Hard links allow more than one name to refer to the same file. To find all the names which refer to the same file as NAME, use ‘-samefile NAME’. If you are not using the ‘-L’ option, you can confine your search to one filesystem using the ‘-xdev’ option. This is useful because hard links cannot point outside a single filesystem, so this can cut down on needless searching.

If the ‘-L’ option is in effect, and NAME is in fact a symbolic link, the symbolic link will be dereferenced. Hence you are searching for other links (hard or symbolic) to the file pointed to by NAME. If ‘-L’ is in effect but NAME is not itself a symbolic link, other symbolic links to the file NAME will be matched.

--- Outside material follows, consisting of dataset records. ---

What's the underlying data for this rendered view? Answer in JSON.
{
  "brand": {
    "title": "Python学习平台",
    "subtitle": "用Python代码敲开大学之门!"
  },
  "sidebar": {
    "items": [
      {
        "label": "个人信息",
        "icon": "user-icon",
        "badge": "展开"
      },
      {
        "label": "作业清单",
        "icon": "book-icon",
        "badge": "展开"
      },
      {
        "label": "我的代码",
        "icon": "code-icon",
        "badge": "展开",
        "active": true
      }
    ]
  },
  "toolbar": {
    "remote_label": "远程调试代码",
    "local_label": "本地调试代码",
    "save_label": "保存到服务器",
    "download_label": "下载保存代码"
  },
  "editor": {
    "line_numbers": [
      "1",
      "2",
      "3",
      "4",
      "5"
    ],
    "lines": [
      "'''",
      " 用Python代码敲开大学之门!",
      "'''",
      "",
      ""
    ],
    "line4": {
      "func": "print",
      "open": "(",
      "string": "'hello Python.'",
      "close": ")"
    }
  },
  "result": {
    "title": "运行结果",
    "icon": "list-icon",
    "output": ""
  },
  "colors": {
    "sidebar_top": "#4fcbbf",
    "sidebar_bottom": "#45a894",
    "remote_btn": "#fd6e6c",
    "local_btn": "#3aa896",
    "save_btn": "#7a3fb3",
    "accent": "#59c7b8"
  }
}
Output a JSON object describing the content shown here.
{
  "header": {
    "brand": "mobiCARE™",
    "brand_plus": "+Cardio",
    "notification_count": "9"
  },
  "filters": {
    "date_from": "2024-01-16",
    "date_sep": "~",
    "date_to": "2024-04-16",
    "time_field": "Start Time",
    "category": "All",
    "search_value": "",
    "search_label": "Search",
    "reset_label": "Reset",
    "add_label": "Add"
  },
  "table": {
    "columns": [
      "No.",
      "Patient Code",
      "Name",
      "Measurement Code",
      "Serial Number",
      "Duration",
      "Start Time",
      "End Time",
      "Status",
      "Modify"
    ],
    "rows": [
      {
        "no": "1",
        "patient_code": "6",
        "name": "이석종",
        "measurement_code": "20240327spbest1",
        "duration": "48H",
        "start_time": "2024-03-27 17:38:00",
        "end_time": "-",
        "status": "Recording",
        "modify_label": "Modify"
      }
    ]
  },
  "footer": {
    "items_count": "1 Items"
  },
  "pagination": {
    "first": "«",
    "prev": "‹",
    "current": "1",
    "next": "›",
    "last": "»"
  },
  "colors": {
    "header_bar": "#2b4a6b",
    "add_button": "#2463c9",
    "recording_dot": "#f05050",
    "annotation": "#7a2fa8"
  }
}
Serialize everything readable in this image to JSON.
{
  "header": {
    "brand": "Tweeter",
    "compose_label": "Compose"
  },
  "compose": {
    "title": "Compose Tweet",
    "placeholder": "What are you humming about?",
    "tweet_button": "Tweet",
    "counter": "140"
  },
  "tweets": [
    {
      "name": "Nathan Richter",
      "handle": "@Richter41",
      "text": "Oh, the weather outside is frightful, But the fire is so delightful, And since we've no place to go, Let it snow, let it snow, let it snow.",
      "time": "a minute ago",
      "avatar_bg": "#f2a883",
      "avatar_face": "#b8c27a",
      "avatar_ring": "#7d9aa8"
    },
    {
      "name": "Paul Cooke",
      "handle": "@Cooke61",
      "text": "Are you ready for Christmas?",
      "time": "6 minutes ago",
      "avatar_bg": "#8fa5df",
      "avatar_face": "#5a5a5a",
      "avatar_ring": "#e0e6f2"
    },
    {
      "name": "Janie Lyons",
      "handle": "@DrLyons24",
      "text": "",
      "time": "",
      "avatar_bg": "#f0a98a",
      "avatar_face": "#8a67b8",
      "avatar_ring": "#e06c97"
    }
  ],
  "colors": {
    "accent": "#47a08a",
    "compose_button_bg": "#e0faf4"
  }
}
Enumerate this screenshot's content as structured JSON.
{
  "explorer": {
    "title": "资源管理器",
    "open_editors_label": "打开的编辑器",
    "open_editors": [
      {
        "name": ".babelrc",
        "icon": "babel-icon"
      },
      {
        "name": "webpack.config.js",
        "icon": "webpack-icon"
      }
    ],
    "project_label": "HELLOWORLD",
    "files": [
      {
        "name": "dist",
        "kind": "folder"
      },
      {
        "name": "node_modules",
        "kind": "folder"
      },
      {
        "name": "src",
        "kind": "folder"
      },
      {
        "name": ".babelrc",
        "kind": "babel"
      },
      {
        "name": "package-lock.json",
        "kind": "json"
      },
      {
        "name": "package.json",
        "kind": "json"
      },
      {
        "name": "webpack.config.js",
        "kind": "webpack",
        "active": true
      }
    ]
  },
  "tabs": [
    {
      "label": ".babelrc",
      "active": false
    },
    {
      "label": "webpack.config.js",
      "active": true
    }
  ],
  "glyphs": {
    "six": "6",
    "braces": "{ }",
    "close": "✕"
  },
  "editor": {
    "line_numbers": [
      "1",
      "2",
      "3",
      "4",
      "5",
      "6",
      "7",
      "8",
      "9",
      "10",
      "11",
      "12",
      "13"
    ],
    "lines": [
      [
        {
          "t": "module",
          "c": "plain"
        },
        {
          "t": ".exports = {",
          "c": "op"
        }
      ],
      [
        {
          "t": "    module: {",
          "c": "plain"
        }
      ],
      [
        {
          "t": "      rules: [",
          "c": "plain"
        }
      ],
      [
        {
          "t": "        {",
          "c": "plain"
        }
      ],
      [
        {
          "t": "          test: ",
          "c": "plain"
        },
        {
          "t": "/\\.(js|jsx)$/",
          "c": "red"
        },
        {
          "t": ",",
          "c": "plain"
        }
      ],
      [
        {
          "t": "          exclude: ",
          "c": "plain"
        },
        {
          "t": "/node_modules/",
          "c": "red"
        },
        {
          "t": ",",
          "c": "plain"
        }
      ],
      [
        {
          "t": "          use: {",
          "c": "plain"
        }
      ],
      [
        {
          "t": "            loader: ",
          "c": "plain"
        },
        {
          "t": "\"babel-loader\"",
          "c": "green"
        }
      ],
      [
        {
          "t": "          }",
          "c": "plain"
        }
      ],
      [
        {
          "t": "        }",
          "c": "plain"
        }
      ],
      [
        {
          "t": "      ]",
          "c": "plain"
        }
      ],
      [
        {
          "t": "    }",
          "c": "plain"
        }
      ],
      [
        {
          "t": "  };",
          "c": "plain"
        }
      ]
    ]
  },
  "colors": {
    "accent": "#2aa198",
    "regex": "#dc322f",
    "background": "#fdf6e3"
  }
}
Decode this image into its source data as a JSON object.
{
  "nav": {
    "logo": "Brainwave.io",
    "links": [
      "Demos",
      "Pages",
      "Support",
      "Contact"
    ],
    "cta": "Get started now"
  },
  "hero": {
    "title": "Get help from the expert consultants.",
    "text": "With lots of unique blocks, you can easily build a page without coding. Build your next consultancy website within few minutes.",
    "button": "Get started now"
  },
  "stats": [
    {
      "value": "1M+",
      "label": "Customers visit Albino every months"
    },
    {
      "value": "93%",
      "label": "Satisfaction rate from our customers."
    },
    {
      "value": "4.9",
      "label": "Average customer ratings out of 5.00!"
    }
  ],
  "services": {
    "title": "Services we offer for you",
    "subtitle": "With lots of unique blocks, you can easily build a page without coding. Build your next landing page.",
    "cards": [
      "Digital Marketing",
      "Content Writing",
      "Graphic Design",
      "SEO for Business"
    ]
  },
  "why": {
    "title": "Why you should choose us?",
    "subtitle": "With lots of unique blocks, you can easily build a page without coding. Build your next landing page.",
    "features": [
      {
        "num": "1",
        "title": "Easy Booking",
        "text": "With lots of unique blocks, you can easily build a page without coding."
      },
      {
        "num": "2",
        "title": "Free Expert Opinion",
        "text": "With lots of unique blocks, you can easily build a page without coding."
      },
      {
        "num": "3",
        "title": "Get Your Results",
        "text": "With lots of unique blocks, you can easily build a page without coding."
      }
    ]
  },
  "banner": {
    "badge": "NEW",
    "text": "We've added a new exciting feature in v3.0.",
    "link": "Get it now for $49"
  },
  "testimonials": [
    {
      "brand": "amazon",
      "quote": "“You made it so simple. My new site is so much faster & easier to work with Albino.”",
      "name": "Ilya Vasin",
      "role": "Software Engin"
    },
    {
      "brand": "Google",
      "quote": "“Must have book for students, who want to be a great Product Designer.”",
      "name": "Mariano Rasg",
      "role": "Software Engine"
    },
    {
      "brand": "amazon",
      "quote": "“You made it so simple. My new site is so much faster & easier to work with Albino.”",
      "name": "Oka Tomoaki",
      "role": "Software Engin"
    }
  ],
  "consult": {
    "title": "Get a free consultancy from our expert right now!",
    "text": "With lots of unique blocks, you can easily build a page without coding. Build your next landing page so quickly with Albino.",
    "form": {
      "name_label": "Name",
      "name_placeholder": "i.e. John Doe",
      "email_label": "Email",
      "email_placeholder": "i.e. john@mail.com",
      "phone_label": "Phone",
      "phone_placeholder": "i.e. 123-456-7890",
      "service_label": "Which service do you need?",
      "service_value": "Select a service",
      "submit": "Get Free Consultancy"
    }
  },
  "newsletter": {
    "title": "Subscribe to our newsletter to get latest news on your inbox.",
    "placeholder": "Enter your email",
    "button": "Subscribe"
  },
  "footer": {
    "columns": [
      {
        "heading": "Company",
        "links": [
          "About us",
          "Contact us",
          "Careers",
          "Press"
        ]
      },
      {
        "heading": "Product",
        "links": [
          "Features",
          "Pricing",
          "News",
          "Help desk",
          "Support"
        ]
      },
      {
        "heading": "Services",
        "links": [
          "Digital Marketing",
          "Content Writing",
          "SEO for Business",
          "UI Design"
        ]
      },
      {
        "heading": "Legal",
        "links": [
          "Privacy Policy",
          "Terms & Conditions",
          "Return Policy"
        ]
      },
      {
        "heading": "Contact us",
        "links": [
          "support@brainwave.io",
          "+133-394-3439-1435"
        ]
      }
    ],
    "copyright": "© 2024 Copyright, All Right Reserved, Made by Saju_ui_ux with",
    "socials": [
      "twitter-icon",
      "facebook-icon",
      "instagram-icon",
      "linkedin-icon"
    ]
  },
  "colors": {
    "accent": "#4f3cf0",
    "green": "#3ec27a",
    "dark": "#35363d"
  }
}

You can also search for files by inode number. This can occasionally be useful in diagnosing problems with filesystems for example, because fsck tends to print inode numbers. Inode numbers also occasionally turn up in log messages for some types of software, and are used to support the ftok() library function.

You can learn a file's inode number and the number of links to it by running ‘ls -li’ or ‘find -ls’.

You can search for hard links to inode number NUM by using ‘-inum NUM’. If there are any filesystem mount points below the directory where you are starting the search, use the ‘-xdev’ option unless you are also using the ‘-L’ option. Using ‘-xdev’ this saves needless searching, since hard links to a file must be on the same filesystem. See Filesystems.

— Test: -samefile NAME

File is a hard link to the same inode as NAME. If the ‘-L’ option is in effect, symbolic links to the same file as NAME points to are also matched.

— Test: -inum n

File has inode number n. The ‘+’ and ‘-’ qualifiers also work, though these are rarely useful. Much of the time it is easier to use ‘-samefile’ rather than this option.

You can also search for files that have a certain number of links, with ‘-links’. Directories normally have at least two hard links; their . entry is the second one. If they have subdirectories, each of those also has a hard link called .. to its parent directory. The . and .. directory entries are not normally searched unless they are mentioned on the find command line.

— Test: -links n

File has n hard links.

— Test: -links +n

File has more than n hard links.

— Test: -links -n

File has fewer than n hard links.